Given data
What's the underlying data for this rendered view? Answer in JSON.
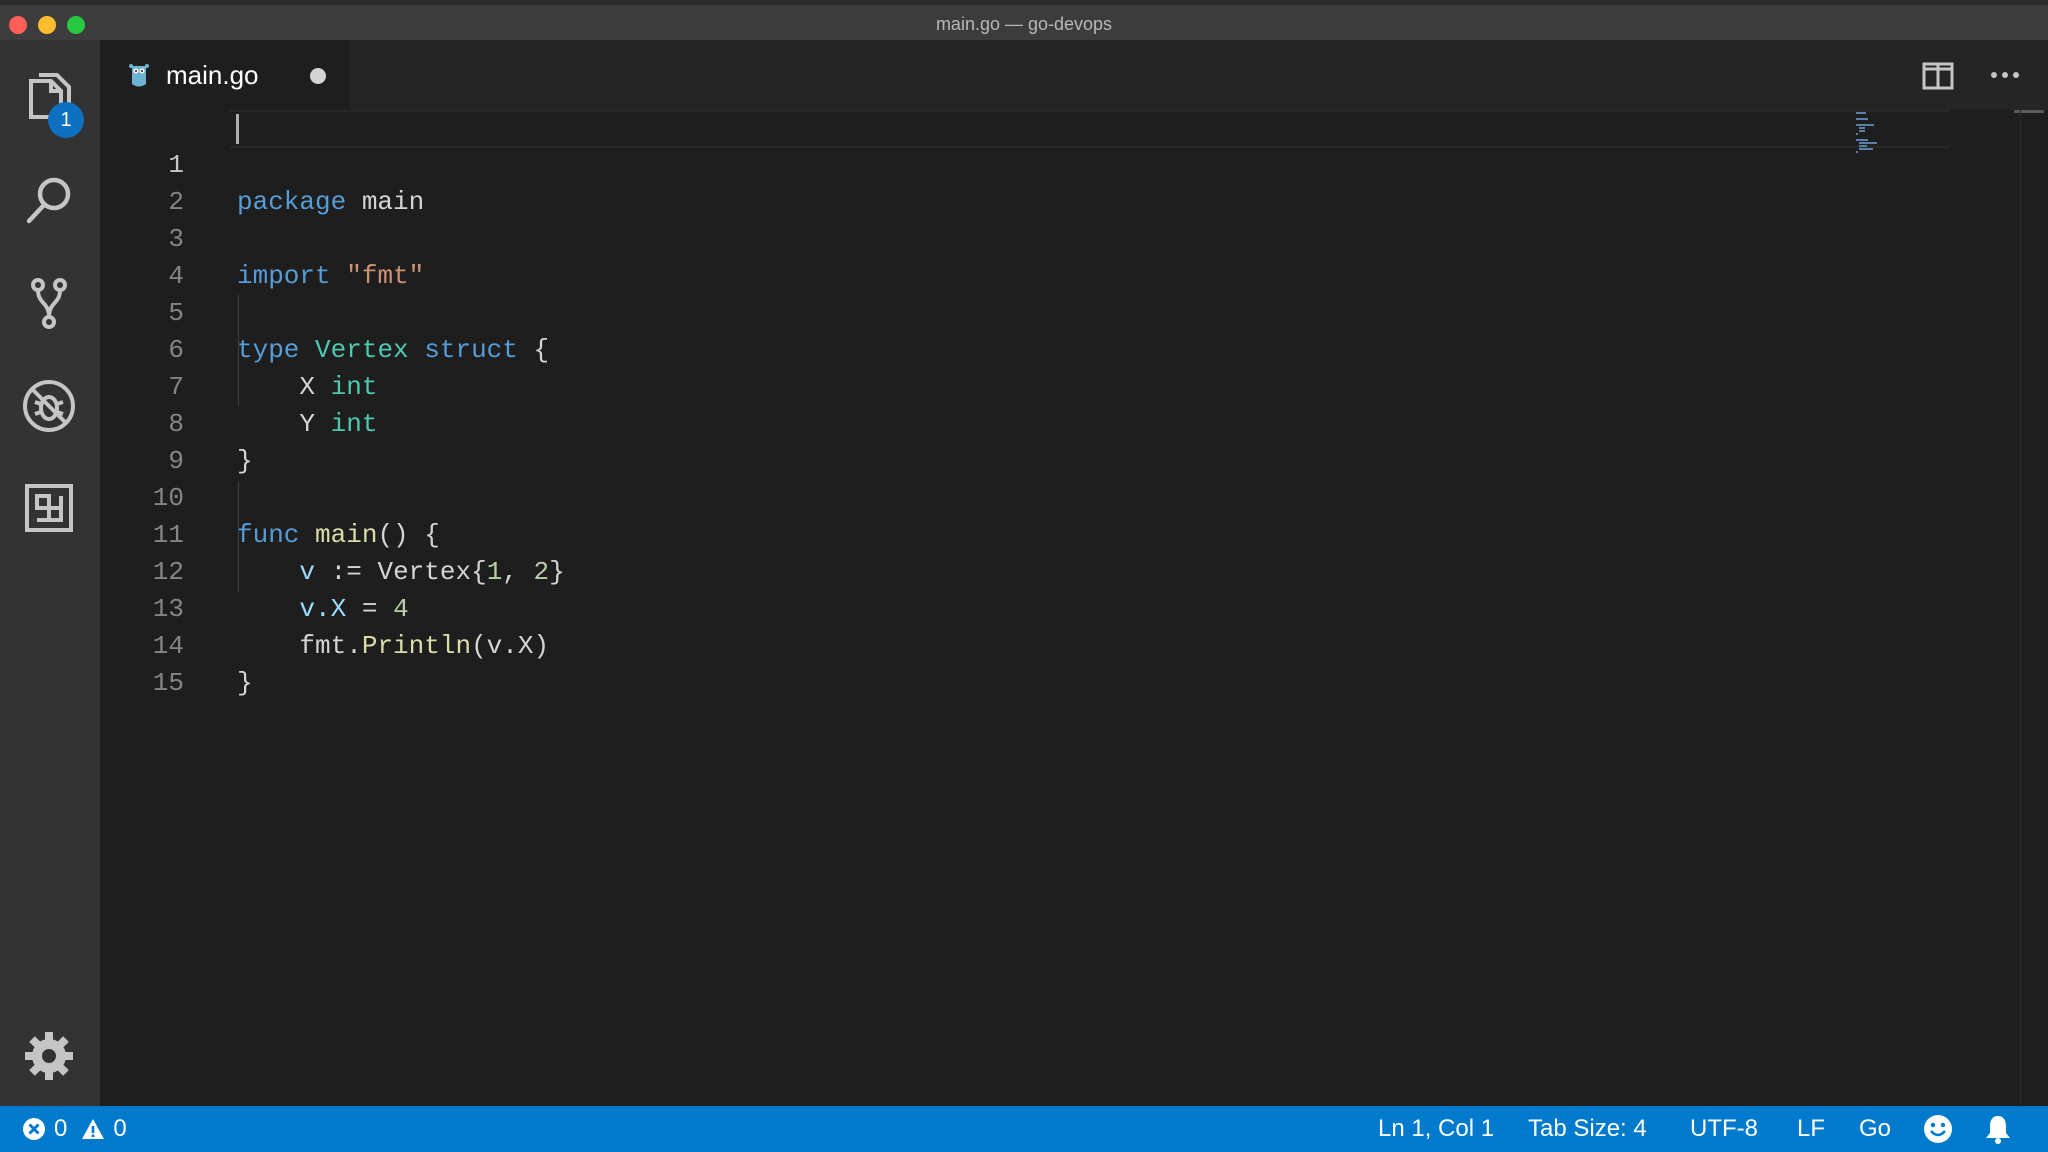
{
  "window": {
    "title": "main.go — go-devops"
  },
  "activity_bar": {
    "explorer_badge": "1"
  },
  "tabs": [
    {
      "label": "main.go",
      "dirty": true
    }
  ],
  "editor": {
    "line_numbers": [
      "1",
      "2",
      "3",
      "4",
      "5",
      "6",
      "7",
      "8",
      "9",
      "10",
      "11",
      "12",
      "13",
      "14",
      "15"
    ],
    "active_line": 1
  },
  "status_bar": {
    "errors": "0",
    "warnings": "0",
    "position": "Ln 1, Col 1",
    "tab_size": "Tab Size: 4",
    "encoding": "UTF-8",
    "eol": "LF",
    "language": "Go"
  },
  "code_tokens": {
    "l1_kw": "package",
    "l1_name": "main",
    "l3_kw": "import",
    "l3_str": "\"fmt\"",
    "l5_kw": "type",
    "l5_type": "Vertex",
    "l5_kw2": "struct",
    "l5_brace": "{",
    "l6_field": "X",
    "l6_type": "int",
    "l7_field": "Y",
    "l7_type": "int",
    "l8_brace": "}",
    "l10_kw": "func",
    "l10_fn": "main",
    "l10_rest": "() {",
    "l11_var": "v",
    "l11_op": ":=",
    "l11_ctor": "Vertex{",
    "l11_n1": "1",
    "l11_comma": ", ",
    "l11_n2": "2",
    "l11_close": "}",
    "l12_obj": "v.",
    "l12_field": "X",
    "l12_op": " = ",
    "l12_num": "4",
    "l13_pkg": "fmt.",
    "l13_fn": "Println",
    "l13_args": "(v.X)",
    "l14_brace": "}"
  },
  "colors": {
    "accent": "#007acc",
    "keyword": "#569cd6",
    "type": "#4ec9b0",
    "string": "#ce9178",
    "number": "#b5cea8",
    "function": "#dcdcaa"
  }
}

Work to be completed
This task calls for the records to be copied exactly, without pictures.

Reply
What's the underlying data for this rendered view? Answer in JSON.
{
  "window": {
    "title": "main.go — go-devops"
  },
  "activity_bar": {
    "explorer_badge": "1"
  },
  "tabs": [
    {
      "label": "main.go",
      "dirty": true
    }
  ],
  "editor": {
    "line_numbers": [
      "1",
      "2",
      "3",
      "4",
      "5",
      "6",
      "7",
      "8",
      "9",
      "10",
      "11",
      "12",
      "13",
      "14",
      "15"
    ],
    "active_line": 1
  },
  "status_bar": {
    "errors": "0",
    "warnings": "0",
    "position": "Ln 1, Col 1",
    "tab_size": "Tab Size: 4",
    "encoding": "UTF-8",
    "eol": "LF",
    "language": "Go"
  },
  "code_tokens": {
    "l1_kw": "package",
    "l1_name": "main",
    "l3_kw": "import",
    "l3_str": "\"fmt\"",
    "l5_kw": "type",
    "l5_type": "Vertex",
    "l5_kw2": "struct",
    "l5_brace": "{",
    "l6_field": "X",
    "l6_type": "int",
    "l7_field": "Y",
    "l7_type": "int",
    "l8_brace": "}",
    "l10_kw": "func",
    "l10_fn": "main",
    "l10_rest": "() {",
    "l11_var": "v",
    "l11_op": ":=",
    "l11_ctor": "Vertex{",
    "l11_n1": "1",
    "l11_comma": ", ",
    "l11_n2": "2",
    "l11_close": "}",
    "l12_obj": "v.",
    "l12_field": "X",
    "l12_op": " = ",
    "l12_num": "4",
    "l13_pkg": "fmt.",
    "l13_fn": "Println",
    "l13_args": "(v.X)",
    "l14_brace": "}"
  },
  "colors": {
    "accent": "#007acc",
    "keyword": "#569cd6",
    "type": "#4ec9b0",
    "string": "#ce9178",
    "number": "#b5cea8",
    "function": "#dcdcaa"
  }
}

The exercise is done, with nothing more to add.